= TO DO =
Write out every entry, unchanged. Skip any picture.

Start of Block

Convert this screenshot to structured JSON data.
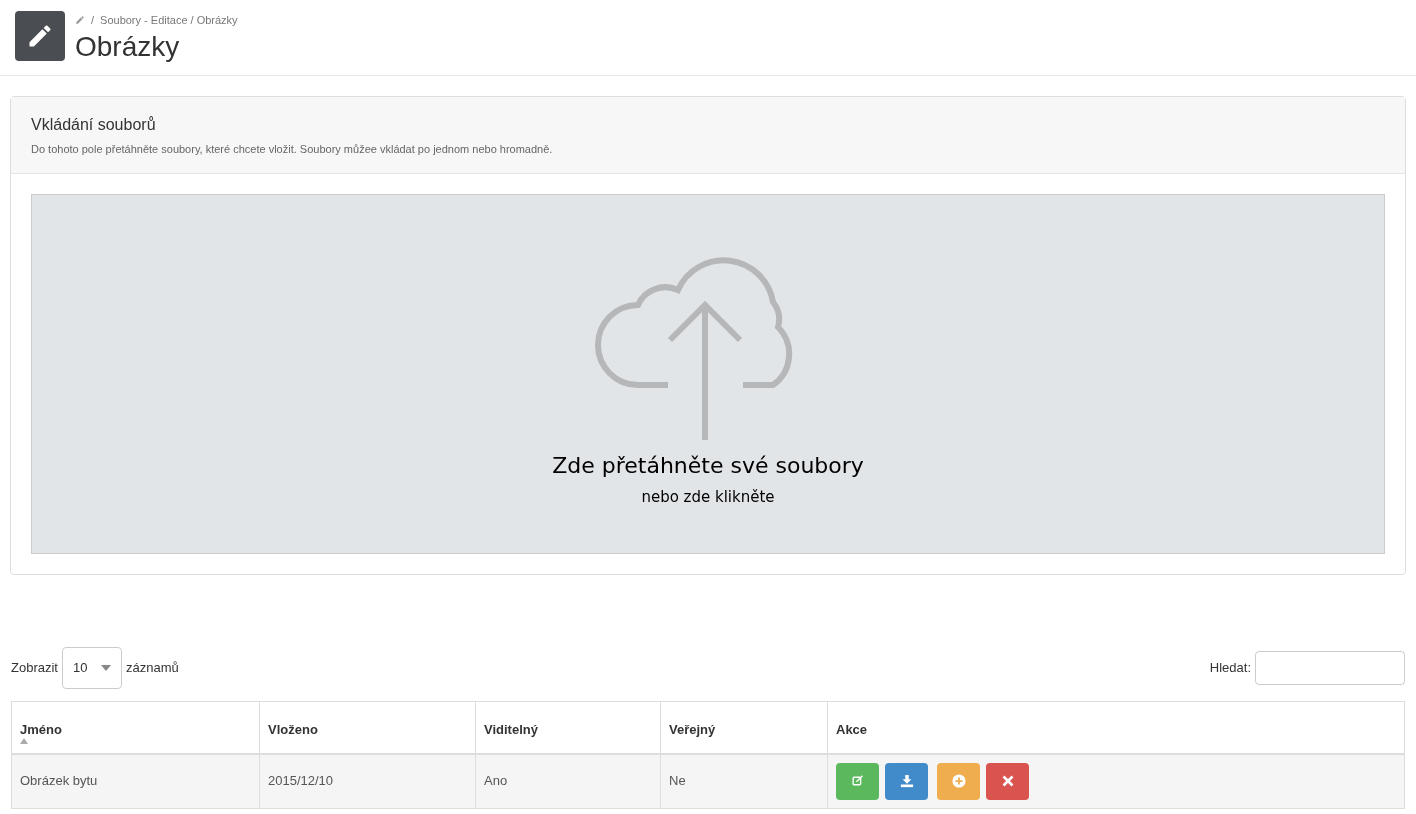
{
  "breadcrumb": {
    "separator": "/",
    "path": "Soubory - Editace / Obrázky"
  },
  "page_title": "Obrázky",
  "upload_panel": {
    "title": "Vkládání souborů",
    "description": "Do tohoto pole přetáhněte soubory, které chcete vložit. Soubory můžee vkládat po jednom nebo hromadně.",
    "dropzone": {
      "title": "Zde přetáhněte své soubory",
      "subtitle": "nebo zde klikněte"
    }
  },
  "table_controls": {
    "show_label": "Zobrazit",
    "page_size": "10",
    "records_label": "záznamů",
    "search_label": "Hledat:"
  },
  "table": {
    "columns": [
      {
        "label": "Jméno",
        "sorted": true
      },
      {
        "label": "Vloženo",
        "sorted": false
      },
      {
        "label": "Viditelný",
        "sorted": false
      },
      {
        "label": "Veřejný",
        "sorted": false
      },
      {
        "label": "Akce",
        "sorted": false
      }
    ],
    "rows": [
      {
        "cells": [
          "Obrázek bytu",
          "2015/12/10",
          "Ano",
          "Ne"
        ],
        "actions": [
          {
            "kind": "edit"
          },
          {
            "kind": "download"
          },
          {
            "kind": "add"
          },
          {
            "kind": "delete"
          }
        ]
      }
    ]
  }
}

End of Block

= RESPONSE TO THIS EXERCISE =
Convert this screenshot to structured JSON data.
{
  "breadcrumb": {
    "separator": "/",
    "path": "Soubory - Editace / Obrázky"
  },
  "page_title": "Obrázky",
  "upload_panel": {
    "title": "Vkládání souborů",
    "description": "Do tohoto pole přetáhněte soubory, které chcete vložit. Soubory můžee vkládat po jednom nebo hromadně.",
    "dropzone": {
      "title": "Zde přetáhněte své soubory",
      "subtitle": "nebo zde klikněte"
    }
  },
  "table_controls": {
    "show_label": "Zobrazit",
    "page_size": "10",
    "records_label": "záznamů",
    "search_label": "Hledat:"
  },
  "table": {
    "columns": [
      {
        "label": "Jméno",
        "sorted": true
      },
      {
        "label": "Vloženo",
        "sorted": false
      },
      {
        "label": "Viditelný",
        "sorted": false
      },
      {
        "label": "Veřejný",
        "sorted": false
      },
      {
        "label": "Akce",
        "sorted": false
      }
    ],
    "rows": [
      {
        "cells": [
          "Obrázek bytu",
          "2015/12/10",
          "Ano",
          "Ne"
        ],
        "actions": [
          {
            "kind": "edit"
          },
          {
            "kind": "download"
          },
          {
            "kind": "add"
          },
          {
            "kind": "delete"
          }
        ]
      }
    ]
  }
}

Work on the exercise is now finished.